I took in what I could of Tiberias, but for me it was mainly just a place to relax and enjoy the scenery, sitting on a bench with a view of the lake and it shores, drinking a cup of coffee while reading Orhan Pamuk's My Name is Red. The next day, though, I headed out for Nazareth, my first Arab city within Israel proper. On the way, the bus passed through Kfar Kana, the Biblical Cana where Jesus attended a wedding, though I didn't stop. It also went either through or by Nazareth Illit, a 20th-century Jewish town built near the Arab one. Nazareth itself was a highly unusual Arab city in that it took me forever to find a cafe where I could get a cup of tea or coffee. Israeli Arabs, or Palestinian-Israelis, really are more Israeli than anything else, despite the rising social tension of recent years.

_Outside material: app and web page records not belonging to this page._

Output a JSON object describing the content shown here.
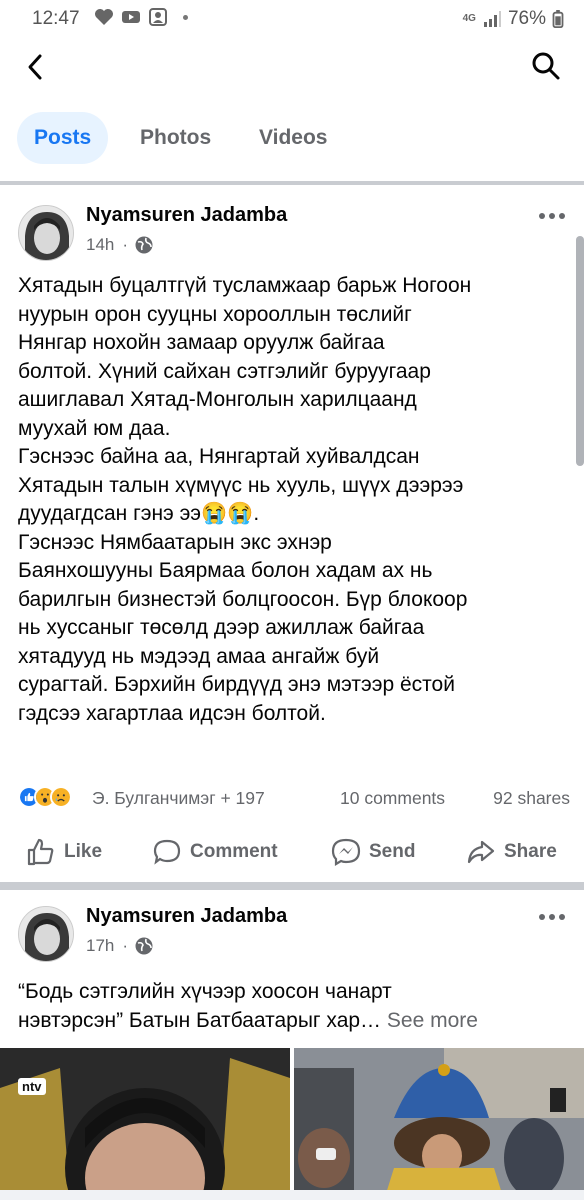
{
  "status_bar": {
    "time": "12:47",
    "network": "4G",
    "battery": "76%"
  },
  "tabs": [
    {
      "label": "Posts",
      "active": true
    },
    {
      "label": "Photos",
      "active": false
    },
    {
      "label": "Videos",
      "active": false
    }
  ],
  "posts": [
    {
      "author": "Nyamsuren Jadamba",
      "time": "14h",
      "text": "Хятадын буцалтгүй тусламжаар барьж Ногоон\nнуурын орон сууцны хорооллын төслийг\nНянгар нохойн замаар оруулж байгаа\nболтой. Хүний сайхан сэтгэлийг буруугаар\nашиглавал Хятад-Монголын харилцаанд\nмуухай юм даа.\nГэснээс байна аа, Нянгартай хуйвалдсан\nХятадын талын хүмүүс нь хууль, шүүх дээрээ\nдуудагдсан гэнэ ээ😭😭.\nГэснээс Нямбаатарын экс эхнэр\nБаянхошууны Баярмаа болон хадам ах нь\nбарилгын бизнестэй болцгоосон. Бүр блокоор\nнь хуссаныг төсөлд дээр ажиллаж байгаа\nхятадууд нь мэдээд амаа ангайж буй\nсурагтай. Бэрхийн бирдүүд энэ мэтээр ёстой\nгэдсээ хагартлаа идсэн болтой.",
      "reactions": "Э. Булганчимэг + 197",
      "comments": "10 comments",
      "shares": "92 shares"
    },
    {
      "author": "Nyamsuren Jadamba",
      "time": "17h",
      "text_line1": "“Бодь сэтгэлийн хүчээр хоосон чанарт",
      "text_line2": "нэвтэрсэн”  Батын Батбаатарыг хар…",
      "see_more": "See more",
      "photo_badge": "ntv"
    }
  ],
  "actions": {
    "like": "Like",
    "comment": "Comment",
    "send": "Send",
    "share": "Share"
  },
  "colors": {
    "accent": "#1877f2",
    "muted": "#65676b",
    "tab_bg": "#e7f3ff"
  }
}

The most prominent site in Nazareth is the Basilica of the Annunciation, built in the 1960's but incorporating the remains of earlier buildings inside around the Grotto of the Annunciation. This and the Church of the Nativity are, as far as I could tell, the only churches I've been to that have a regular local congregation in addition to all the tourists and pilgrim groups that come through - the regular Sunday services are held in an upstairs chapel, while special ones are down by the Grotto. The basilica is surrounded by a wall on the inside of which are pictures from the Virgin Mary from all over the world. Next door and really part of the same complex was St. Joseph's Church, built on the reputed site of Joseph's carpentry shop. Apparently no one told the medieval Christians who first venerated the place that carpenters in Roman Galilee were probably itinerant. A rival spot for the annunciation is Mary's Well, located just off the well-developed Well Square downtown and marked by the Orthodox Church of the Annunciation. The Orthodox version places the annunciation here when Mary was drawing water, and you can see the well down below a special chapel in the church, lined with icons as Orthodox churches are.
After that I ate in a local burger joint before heading back, first by taxi to Afula and then on the bus to Jerusalem. The things I did and saw are the type of things that appeal to people's piety, but I can't claim to have felt particularly pious as I travelled. For example, in Tiberias, I ate for dinner something called St. Peter's Fish, which is unique to the Sea of Galilee. The meal cost about $15, when if I were in fact following in the way of Jesus and the disciples I probably should have grabbed a felafel sandwich and given $12 to the poor. This, however, is common to pilgrims. Almost all the groups I saw were probably eating in nice restaurants and staying in mid-range or better hotels. In this as in so much else, it's much easier to venerate and admire than it is to follow.